Author / Creator:Barnard, Rita.
Imprint:Oxford ; New York : Oxford University Press, 2007.
Description:xii, 221 p. ; 25 cm.
Subject:South African literature (English) -- History and criticism.
Politics and literature -- South Africa -- History -- 20th century.
Apartheid in literature.
Place (Philosophy) in literature.
Apartheid in literature.
Place (Philosophy) in literature.
Politics and government
Politics and literature.
South African literature (English)
South Africa -- In literature.
South Africa -- Politics and government -- 1994-
South Africa.
Criticism, interpretation, etc.

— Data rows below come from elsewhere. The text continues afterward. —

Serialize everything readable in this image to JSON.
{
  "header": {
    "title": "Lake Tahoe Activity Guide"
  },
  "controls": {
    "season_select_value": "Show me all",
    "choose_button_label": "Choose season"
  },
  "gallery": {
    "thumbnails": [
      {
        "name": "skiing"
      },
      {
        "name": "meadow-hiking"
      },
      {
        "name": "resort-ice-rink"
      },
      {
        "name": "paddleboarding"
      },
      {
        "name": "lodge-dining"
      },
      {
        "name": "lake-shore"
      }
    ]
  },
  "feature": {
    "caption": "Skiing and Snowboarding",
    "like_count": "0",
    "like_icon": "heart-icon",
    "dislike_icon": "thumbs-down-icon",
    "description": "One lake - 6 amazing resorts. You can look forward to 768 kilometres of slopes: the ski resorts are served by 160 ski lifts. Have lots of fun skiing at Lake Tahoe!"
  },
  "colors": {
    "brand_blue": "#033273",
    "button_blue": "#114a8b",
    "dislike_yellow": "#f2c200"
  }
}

Format: Print Book
URL for this record:http://pi.lib.uchicago.edu/1001/cat/bib/6215051
Hidden Bibliographic Details
ISBN:0195112865 (pbk. : alk. paper)
Notes:Includes bibliographical references (p. 175-211) and index.

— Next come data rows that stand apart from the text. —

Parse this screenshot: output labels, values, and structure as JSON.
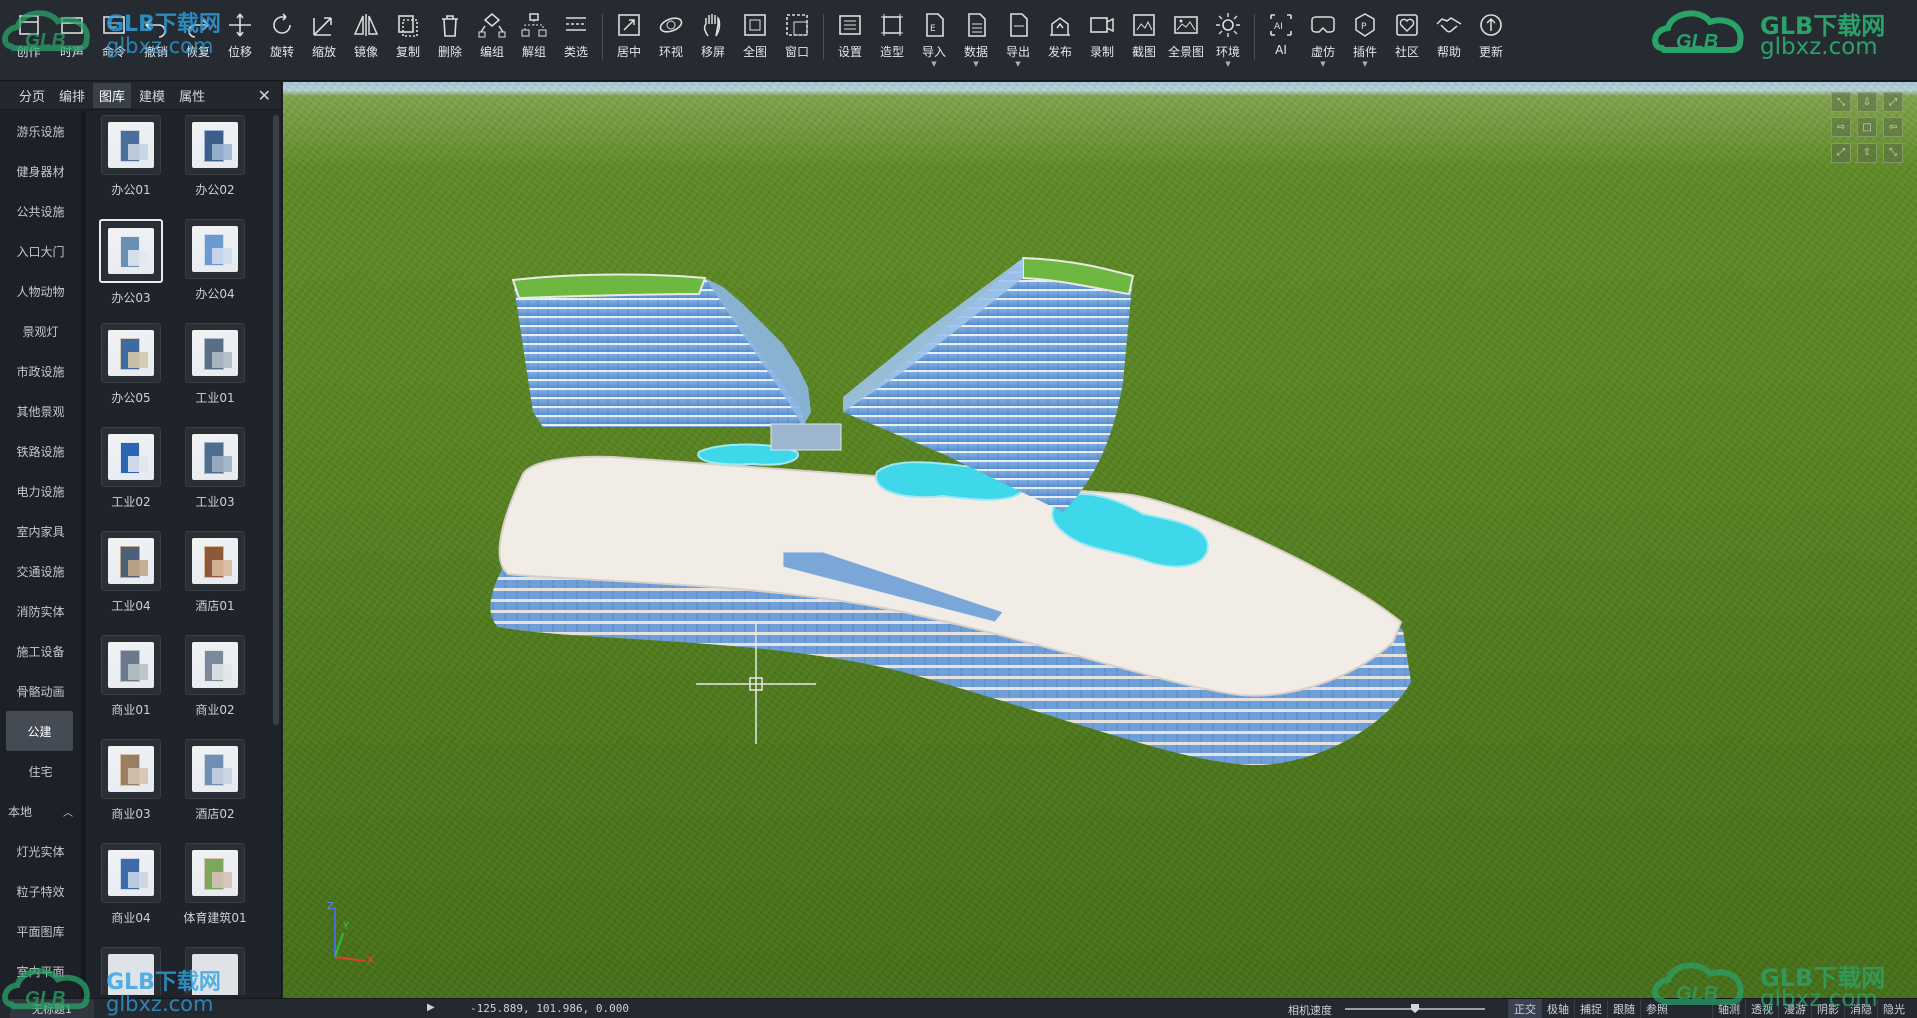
{
  "toolbar": {
    "buttons": [
      {
        "label": "创作",
        "icon": "create-icon"
      },
      {
        "label": "时声",
        "icon": "timeline-icon"
      },
      {
        "label": "命令",
        "icon": "command-icon"
      },
      {
        "label": "撤销",
        "icon": "undo-icon"
      },
      {
        "label": "恢复",
        "icon": "redo-icon"
      },
      {
        "label": "位移",
        "icon": "move-icon"
      },
      {
        "label": "旋转",
        "icon": "rotate-icon"
      },
      {
        "label": "缩放",
        "icon": "scale-icon"
      },
      {
        "label": "镜像",
        "icon": "mirror-icon"
      },
      {
        "label": "复制",
        "icon": "copy-icon"
      },
      {
        "label": "删除",
        "icon": "delete-icon"
      },
      {
        "label": "编组",
        "icon": "group-icon"
      },
      {
        "label": "解组",
        "icon": "ungroup-icon"
      },
      {
        "label": "类选",
        "icon": "select-type-icon"
      },
      {
        "label": "居中",
        "icon": "center-icon"
      },
      {
        "label": "环视",
        "icon": "orbit-icon"
      },
      {
        "label": "移屏",
        "icon": "pan-hand-icon"
      },
      {
        "label": "全图",
        "icon": "fit-all-icon"
      },
      {
        "label": "窗口",
        "icon": "window-zoom-icon"
      },
      {
        "label": "设置",
        "icon": "settings-icon"
      },
      {
        "label": "造型",
        "icon": "modeling-icon"
      },
      {
        "label": "导入",
        "icon": "import-icon",
        "dropdown": true
      },
      {
        "label": "数据",
        "icon": "data-icon",
        "dropdown": true
      },
      {
        "label": "导出",
        "icon": "export-icon",
        "dropdown": true
      },
      {
        "label": "发布",
        "icon": "publish-icon"
      },
      {
        "label": "录制",
        "icon": "record-icon"
      },
      {
        "label": "截图",
        "icon": "screenshot-icon"
      },
      {
        "label": "全景图",
        "icon": "panorama-icon"
      },
      {
        "label": "环境",
        "icon": "environment-sun-icon",
        "dropdown": true
      },
      {
        "label": "AI",
        "icon": "ai-icon"
      },
      {
        "label": "虚仿",
        "icon": "vr-icon",
        "dropdown": true
      },
      {
        "label": "插件",
        "icon": "plugin-icon",
        "dropdown": true
      },
      {
        "label": "社区",
        "icon": "community-icon"
      },
      {
        "label": "帮助",
        "icon": "help-handshake-icon"
      },
      {
        "label": "更新",
        "icon": "update-icon"
      }
    ]
  },
  "watermark": {
    "brand": "GLB下载网",
    "url": "glbxz.com",
    "logo_text": "GLB"
  },
  "panel": {
    "tabs": [
      "分页",
      "编排",
      "图库",
      "建模",
      "属性"
    ],
    "active_tab": "图库",
    "close_label": "✕",
    "categories": [
      "游乐设施",
      "健身器材",
      "公共设施",
      "入口大门",
      "人物动物",
      "景观灯",
      "市政设施",
      "其他景观",
      "铁路设施",
      "电力设施",
      "室内家具",
      "交通设施",
      "消防实体",
      "施工设备",
      "骨骼动画",
      "公建",
      "住宅",
      "本地",
      "灯光实体",
      "粒子特效",
      "平面图库",
      "室内平面"
    ],
    "active_category": "公建",
    "items": [
      "办公01",
      "办公02",
      "办公03",
      "办公04",
      "办公05",
      "工业01",
      "工业02",
      "工业03",
      "工业04",
      "酒店01",
      "商业01",
      "商业02",
      "商业03",
      "酒店02",
      "商业04",
      "体育建筑01"
    ],
    "selected_item": "办公03"
  },
  "viewport": {
    "nav_cube": [
      "⤡",
      "⇩",
      "⤢",
      "⇨",
      "□",
      "⇦",
      "⤢",
      "⇧",
      "⤡"
    ],
    "axes": {
      "x": "X",
      "y": "Y",
      "z": "Z"
    }
  },
  "status": {
    "doc_tab": "无标题1",
    "play": "▶",
    "coords": "-125.889, 101.986, 0.000",
    "camera_speed_label": "相机速度",
    "camera_speed": 0.5,
    "toggles": [
      {
        "label": "正交",
        "on": true
      },
      {
        "label": "极轴",
        "on": false
      },
      {
        "label": "捕捉",
        "on": false
      },
      {
        "label": "跟随",
        "on": false
      },
      {
        "label": "参照",
        "on": false
      }
    ],
    "toggles2": [
      "轴测",
      "透视",
      "漫游",
      "阴影",
      "消隐",
      "隐光"
    ]
  },
  "colors": {
    "accent_green_logo": "#2aa36a",
    "accent_blue_logo": "#2ea3e0",
    "pool": "#3fd7ea",
    "building_glass": "#6fa3d9"
  }
}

Review by Choice Review

Barnard (Univ. of Pennsylvania) offers a broad-ranging examination of space in the work of J. M. Coetzee, Athol Fugard, Nadine Gordimer, Zakes Mde, Miriam Tlali, and Sindiwe Magona, looking at it as a symbol of apartheid's rigid political order of separate identities and places. Witness the forced removals of Black South Africans to homelands that had the effect of disenfranchisement; likewise, the classification of the population into ethnic groups and the assignment of residential territories in accordance with ethnic designation that facilitated surveillance and suppression. Accordingly, space becomes, in Coetzee's work, a barricade that obscures from public view individuals and the inequities associated with them. Conversely, the street in Gordimer's literature becomes "a Utopian space of social interaction." The aloe, with its grotesque thorns, becomes in Fugard's A Lesson from Aloes a symbol of stifling confinement. The correlation between geographical schemes and psychic space renders the consumerist tendencies of those described by Tlali in Muriel at Metropolitan understandable, as they express the need of the Black South Africans to expand their "inner space." And last, Barnard analyzes space in works by Mda as lacking in fixity and betokening the dynamic possibilities of a transnational South African culture. Summing Up: Recommended. Upper-division undergraduates and above. T. L. Jackson St. Cloud State University

Copyright American Library Association, used with permission.
Review by Choice Review